Sharks: Delegitimizing the Myth about the Absence of Evolution
One can hardly deny that today, people mostly learn about evolution, extinct animals, and living species via mass media. Indeed, from the very childhood one is surrounded by dinosaurs, mammoths, giant cave bears, and other astonishing creatures once walked the Earth. Being spectacular and looking unusually, these animals highlight the actors on background, which are the most interesting one – sharks. One quickly gets amazed by the myth claiming that million years ago, when the continents had a different shape, and giant reptiles inhabited the land, sharks that we know today were almost the same, just had some bigger size and mass. However, there is hardly a species that omitted the impact of the everlasting evolutionary process, so one may doubt that sharks are an exception to the universal rule. The comparison of fossil and extant sharks proves that sharks have significant anatomic differences between the past and current species, and between the species living now, which refutes the hypothesis that the sharks have not experienced revolution, creating a need to revisit a popular image of this fish.
Sharks of the Past

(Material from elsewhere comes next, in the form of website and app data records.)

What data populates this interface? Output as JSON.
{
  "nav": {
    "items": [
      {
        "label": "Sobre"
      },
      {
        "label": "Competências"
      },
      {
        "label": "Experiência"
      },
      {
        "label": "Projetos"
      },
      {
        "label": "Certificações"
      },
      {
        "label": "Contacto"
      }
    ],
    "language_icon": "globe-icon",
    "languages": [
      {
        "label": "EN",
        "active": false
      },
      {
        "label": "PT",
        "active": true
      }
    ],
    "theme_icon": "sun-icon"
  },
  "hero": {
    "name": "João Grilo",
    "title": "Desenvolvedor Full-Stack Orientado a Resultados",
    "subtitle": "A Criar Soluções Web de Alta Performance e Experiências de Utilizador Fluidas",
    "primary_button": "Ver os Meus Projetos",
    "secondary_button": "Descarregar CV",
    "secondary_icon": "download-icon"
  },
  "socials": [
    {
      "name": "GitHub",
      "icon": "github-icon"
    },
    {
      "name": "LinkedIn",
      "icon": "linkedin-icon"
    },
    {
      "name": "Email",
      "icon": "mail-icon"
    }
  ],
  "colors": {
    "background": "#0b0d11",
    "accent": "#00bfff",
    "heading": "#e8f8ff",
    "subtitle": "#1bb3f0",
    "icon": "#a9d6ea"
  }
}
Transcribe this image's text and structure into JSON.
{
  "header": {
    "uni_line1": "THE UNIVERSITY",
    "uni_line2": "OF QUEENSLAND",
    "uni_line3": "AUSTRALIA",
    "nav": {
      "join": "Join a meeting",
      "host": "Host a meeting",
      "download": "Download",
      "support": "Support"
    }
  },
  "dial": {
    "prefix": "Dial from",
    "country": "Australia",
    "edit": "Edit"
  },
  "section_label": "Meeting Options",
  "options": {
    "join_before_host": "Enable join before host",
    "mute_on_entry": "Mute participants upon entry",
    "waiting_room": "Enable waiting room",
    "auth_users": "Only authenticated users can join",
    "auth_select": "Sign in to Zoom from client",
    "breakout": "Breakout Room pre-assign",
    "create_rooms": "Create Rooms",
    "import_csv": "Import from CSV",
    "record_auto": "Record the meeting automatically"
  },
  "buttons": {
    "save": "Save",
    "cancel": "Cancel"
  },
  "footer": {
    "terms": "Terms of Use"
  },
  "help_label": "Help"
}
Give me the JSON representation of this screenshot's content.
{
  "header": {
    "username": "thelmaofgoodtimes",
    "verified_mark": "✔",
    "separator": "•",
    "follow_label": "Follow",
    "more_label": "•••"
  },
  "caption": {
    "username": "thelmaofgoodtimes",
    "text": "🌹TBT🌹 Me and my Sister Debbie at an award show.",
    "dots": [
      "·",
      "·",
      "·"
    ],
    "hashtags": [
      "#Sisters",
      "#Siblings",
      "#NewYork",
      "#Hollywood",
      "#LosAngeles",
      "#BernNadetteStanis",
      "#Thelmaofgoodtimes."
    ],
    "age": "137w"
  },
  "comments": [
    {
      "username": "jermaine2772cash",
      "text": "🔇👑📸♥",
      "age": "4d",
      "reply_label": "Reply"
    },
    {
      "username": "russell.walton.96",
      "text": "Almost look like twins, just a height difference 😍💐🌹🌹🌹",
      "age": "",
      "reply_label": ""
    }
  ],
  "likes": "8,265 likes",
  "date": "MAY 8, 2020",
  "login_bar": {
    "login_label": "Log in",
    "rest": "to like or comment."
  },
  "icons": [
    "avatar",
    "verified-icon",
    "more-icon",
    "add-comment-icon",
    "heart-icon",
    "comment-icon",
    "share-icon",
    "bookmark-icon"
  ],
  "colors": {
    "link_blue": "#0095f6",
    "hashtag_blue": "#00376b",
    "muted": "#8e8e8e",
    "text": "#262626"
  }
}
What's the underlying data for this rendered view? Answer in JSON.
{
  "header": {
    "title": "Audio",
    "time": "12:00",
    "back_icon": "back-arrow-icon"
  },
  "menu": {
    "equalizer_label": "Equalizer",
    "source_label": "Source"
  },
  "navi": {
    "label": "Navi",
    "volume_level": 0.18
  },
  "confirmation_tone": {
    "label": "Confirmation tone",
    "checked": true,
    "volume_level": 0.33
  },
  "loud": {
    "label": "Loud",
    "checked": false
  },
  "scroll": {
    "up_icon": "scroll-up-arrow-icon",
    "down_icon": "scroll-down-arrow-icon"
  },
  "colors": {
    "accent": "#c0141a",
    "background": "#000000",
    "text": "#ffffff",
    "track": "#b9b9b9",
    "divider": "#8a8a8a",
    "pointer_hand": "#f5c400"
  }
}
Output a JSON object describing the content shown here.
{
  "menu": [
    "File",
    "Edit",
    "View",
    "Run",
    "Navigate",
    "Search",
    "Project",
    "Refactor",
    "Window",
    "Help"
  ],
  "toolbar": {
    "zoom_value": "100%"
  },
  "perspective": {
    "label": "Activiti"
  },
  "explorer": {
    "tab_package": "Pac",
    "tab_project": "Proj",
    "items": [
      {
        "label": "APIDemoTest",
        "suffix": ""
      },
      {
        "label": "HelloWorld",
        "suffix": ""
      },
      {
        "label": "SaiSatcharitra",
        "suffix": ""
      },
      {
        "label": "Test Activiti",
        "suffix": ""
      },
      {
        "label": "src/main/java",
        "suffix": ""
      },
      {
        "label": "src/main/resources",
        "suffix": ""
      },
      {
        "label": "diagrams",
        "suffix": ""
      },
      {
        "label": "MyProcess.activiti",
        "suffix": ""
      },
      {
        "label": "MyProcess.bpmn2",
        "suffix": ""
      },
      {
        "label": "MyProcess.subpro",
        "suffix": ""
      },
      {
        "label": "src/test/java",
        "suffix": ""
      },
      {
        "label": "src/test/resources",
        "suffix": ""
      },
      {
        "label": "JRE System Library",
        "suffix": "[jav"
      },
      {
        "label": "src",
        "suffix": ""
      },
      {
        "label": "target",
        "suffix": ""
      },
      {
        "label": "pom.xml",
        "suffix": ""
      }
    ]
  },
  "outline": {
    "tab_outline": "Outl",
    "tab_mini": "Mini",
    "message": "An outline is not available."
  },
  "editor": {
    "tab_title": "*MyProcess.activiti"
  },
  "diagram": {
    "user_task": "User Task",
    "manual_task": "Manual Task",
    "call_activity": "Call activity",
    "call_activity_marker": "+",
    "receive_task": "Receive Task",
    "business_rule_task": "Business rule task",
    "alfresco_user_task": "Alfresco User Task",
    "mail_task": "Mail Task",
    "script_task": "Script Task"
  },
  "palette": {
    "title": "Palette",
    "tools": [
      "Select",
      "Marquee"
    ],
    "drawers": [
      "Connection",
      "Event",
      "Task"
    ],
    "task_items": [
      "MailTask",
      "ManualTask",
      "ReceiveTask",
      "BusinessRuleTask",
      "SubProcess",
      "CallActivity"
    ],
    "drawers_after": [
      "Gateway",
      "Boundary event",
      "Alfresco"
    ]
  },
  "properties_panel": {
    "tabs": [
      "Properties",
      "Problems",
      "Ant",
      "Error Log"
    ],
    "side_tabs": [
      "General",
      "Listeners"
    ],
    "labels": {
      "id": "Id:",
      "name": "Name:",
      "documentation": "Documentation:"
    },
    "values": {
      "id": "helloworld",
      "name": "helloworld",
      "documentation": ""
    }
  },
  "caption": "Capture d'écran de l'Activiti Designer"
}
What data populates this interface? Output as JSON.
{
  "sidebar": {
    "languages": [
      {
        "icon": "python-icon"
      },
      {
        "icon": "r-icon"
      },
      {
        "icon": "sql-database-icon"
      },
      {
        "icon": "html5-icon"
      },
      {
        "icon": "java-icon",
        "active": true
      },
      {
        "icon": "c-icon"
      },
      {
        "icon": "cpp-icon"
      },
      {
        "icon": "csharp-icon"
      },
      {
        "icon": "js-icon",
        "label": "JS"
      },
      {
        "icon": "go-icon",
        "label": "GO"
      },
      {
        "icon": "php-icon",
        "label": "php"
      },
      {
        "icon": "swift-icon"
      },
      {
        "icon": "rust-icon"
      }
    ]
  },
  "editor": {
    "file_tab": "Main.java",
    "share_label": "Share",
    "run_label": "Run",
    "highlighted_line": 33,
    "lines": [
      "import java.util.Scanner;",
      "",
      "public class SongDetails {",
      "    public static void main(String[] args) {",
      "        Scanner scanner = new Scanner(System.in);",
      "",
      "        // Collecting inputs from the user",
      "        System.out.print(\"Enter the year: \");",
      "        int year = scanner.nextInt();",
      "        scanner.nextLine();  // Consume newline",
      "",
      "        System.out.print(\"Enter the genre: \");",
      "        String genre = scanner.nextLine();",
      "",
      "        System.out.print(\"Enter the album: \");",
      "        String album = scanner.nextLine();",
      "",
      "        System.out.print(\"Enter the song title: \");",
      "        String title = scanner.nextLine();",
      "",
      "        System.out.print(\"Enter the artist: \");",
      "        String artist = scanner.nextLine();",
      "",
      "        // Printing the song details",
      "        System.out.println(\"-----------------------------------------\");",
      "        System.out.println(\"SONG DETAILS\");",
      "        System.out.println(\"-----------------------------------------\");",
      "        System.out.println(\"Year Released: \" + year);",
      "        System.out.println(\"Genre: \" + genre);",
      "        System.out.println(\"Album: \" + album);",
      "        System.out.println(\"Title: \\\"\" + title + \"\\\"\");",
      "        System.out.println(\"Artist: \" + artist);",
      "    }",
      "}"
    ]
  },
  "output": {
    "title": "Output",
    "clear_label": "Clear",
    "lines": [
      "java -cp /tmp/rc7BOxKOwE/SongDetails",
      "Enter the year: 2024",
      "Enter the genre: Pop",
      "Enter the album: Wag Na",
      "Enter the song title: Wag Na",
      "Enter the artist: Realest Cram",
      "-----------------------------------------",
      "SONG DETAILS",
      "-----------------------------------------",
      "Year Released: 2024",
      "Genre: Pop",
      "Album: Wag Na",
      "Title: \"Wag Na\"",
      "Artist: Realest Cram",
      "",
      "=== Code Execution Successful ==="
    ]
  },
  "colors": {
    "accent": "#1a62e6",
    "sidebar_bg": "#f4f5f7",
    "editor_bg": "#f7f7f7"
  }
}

The sharks have a long history and a specific body structure, which differentiate them from the extinct and living fishes. According to Klimley, the first fossil record of shark skeletons date back to 455 million years BC, and their role in ecosystems varied (12). It is assumed that all of the prehistoric sharks were predators, but later, some of them began eating plankton and algae, while others learned to suck out backboneless animals from the silt of the sea floor. Just like modern sharks, they had five gill intakes on the both sides of their bodies, as well as the similar position of fins and other navigational parts of the body (Klimley 18). In the Jurassic period, streamline and flat-shaped species had subdivided, and it is the earliest time when sharks and their relatives rays could be tracked separately.
Both modern and past sharks have a number of features which increased their survivability. First of all, it was the particular structure of teeth, which differentiated sharks from any other cartilage fish and other animals (Nyberg et al. 806). Sharks have always had multiple rows of teeth in their mouth, which substituted each other to prevent functional damage, deterioration, and guarantee sharpness (Klimley 12). Thus, these predators had always had a possibility to kill and eat their prey regardless of hardness they suffered. From the scientific point of view, the abundance of teeth presented researchers the opportunity to study the behavior, lifestyle, and life duration of sharks of the past (Long and Waggoner 37). Unlike the remnants of the skeleton, one may easily find shark teeth in mines, barrow pits, and on sandy beaches, anywhere where a human and nature erode the sedimentary rock.
Another peculiarity of all sharks is that their offspring grows inside their body. Unlike other species of fish, they do not lay eggs, …